The thermal decomposition of magnesium hydroxide to magnesium oxide has been studied under carefully controlled conditions. Analysis of nitrogen and neopentane adsorption isotherm measurements shows that the micropore structure of the decomposition products is very well defined and consists of slit-shaped pores of width 0.93 _+ 0.03 nm from 40% to 90% decomposition. The mean pore width increases, up to ca. 1.8 nm, at higher levels of decomposition. For larger pore sizes two stages of secondary micropore filling by nitrogen (surface coverage followed by enhanced adsorption in the body of the pore) are clearly discernible. The results also show very clearly how the mechanism of micropore filling, and hence the shape of the isotherm, is dependent on the ratio of pore width to molecular diameter (dlo), and not just on d .
The effect of thermal pretreatment on the diffusion of O 2 , N 2 , CO 2 , and CH 4 at 298 K in the commercial carbon molecular sieve Takeda 3A was studied.
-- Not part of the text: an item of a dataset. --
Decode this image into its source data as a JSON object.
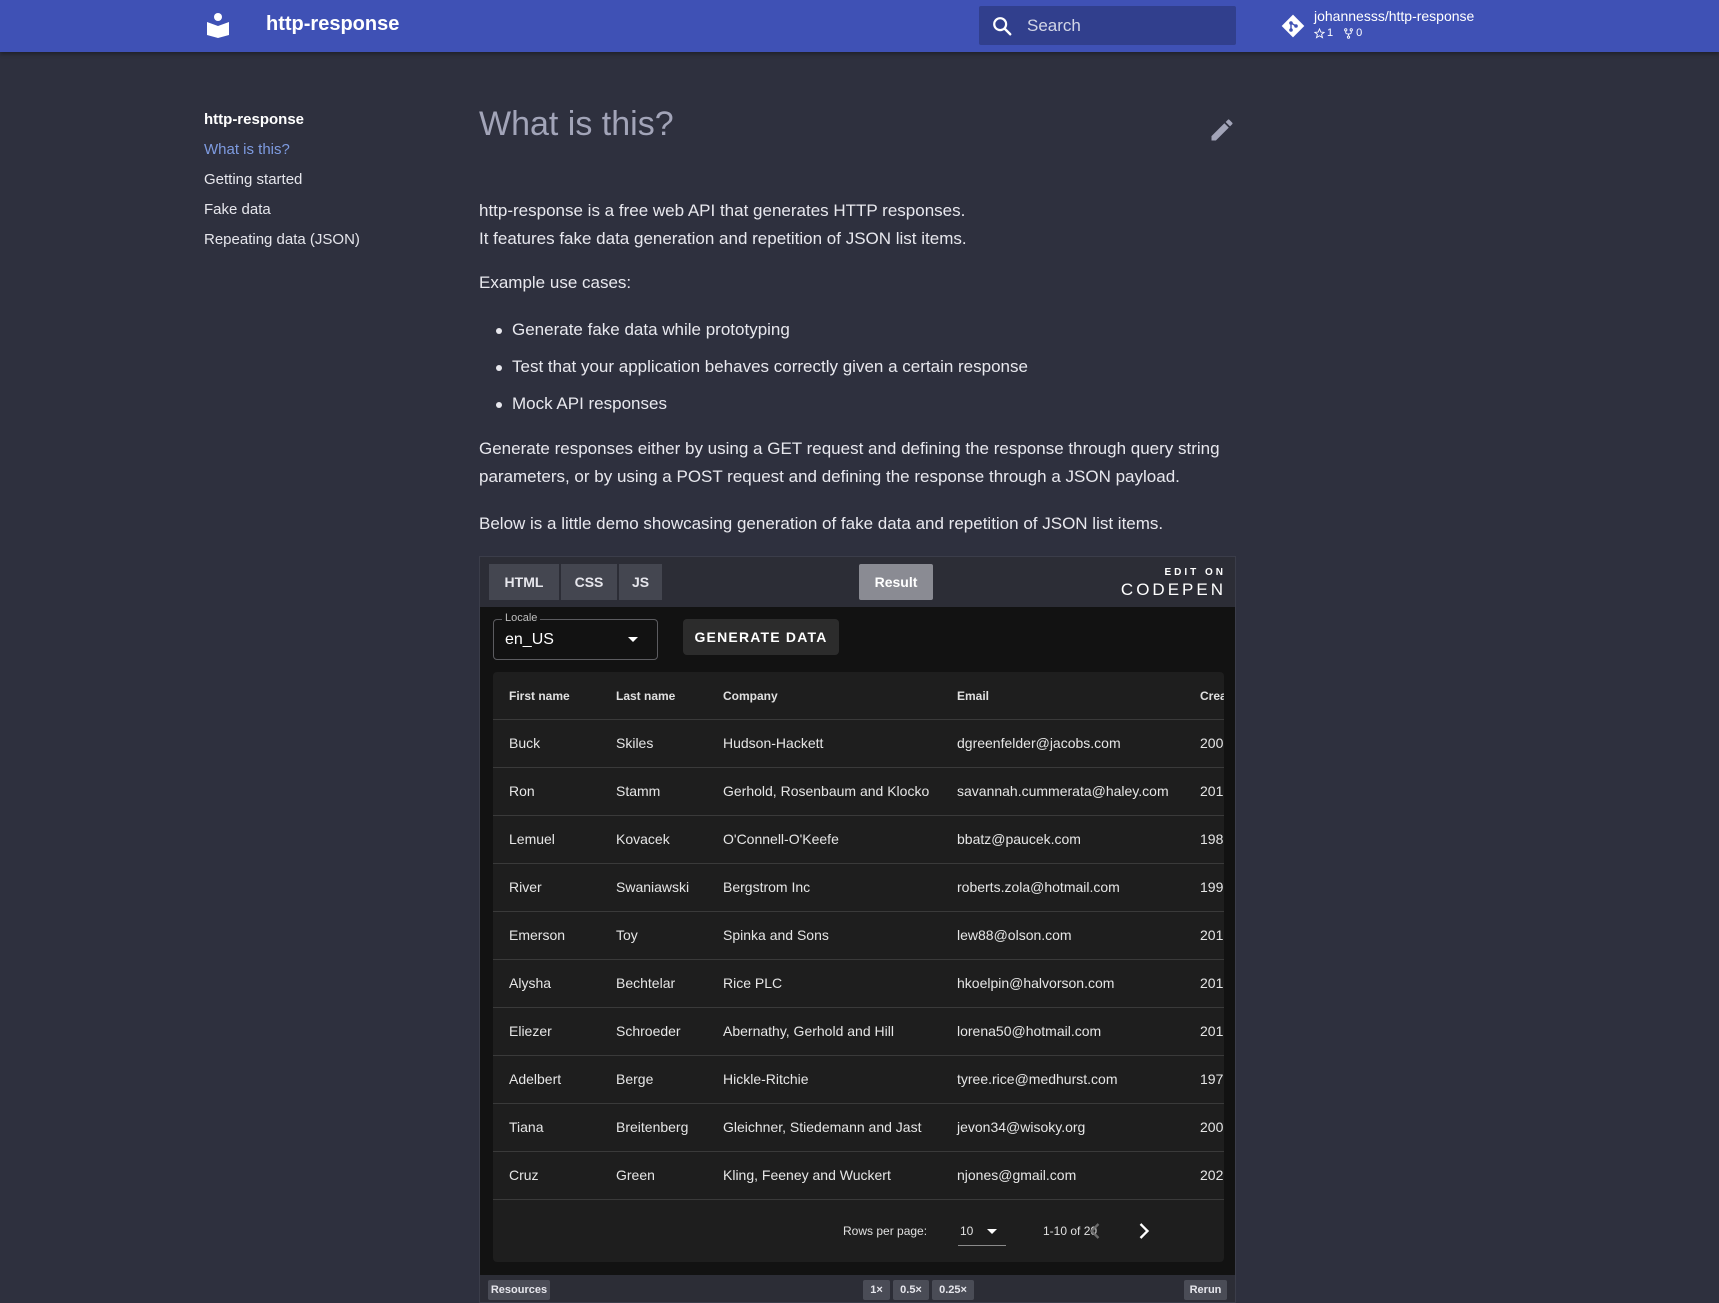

The results indicate that pore mouth barrier controls nitrogen transport. For oxygen and carbon dioxide, however, two mechanisms are present. Pore mouth barrier control determines the transport at lower temperature degassing, and micropore diffusion is present with a high temperature degassing. When the degassing temperature is increased, the adsorption as a function of contact time is almost constant for O 2 and CO 2 , is almost null for CH 4 , and increases significantly for N 2 between 373 and 653 K. The rates of diffusion also increase with increasing degassing temperature, but more appreciably for N 2 , which results in a significant decrease in selectivity for O 2 /N 2 and CO 2 /N 2 separations. These separations are therefore more efficient for Takeda 3A if it is only subjected to temperatures lower than 373 K. On the other hand, for CO 2 /CH 4 , the separation is more efficient if the Takeda 3A sample is first submitted to a degassing temperature around 673 K.
scite is a Brooklyn-based startup that helps researchers better discover and understand research articles through Smart Citations–citations that display the context of the citation and describe whether the article provides supporting or contrasting evidence. scite is used by students researchers from around the world and is funded in part by the National Science Foundation and the National Institute on Drug Abuse of the National Institutes of Health.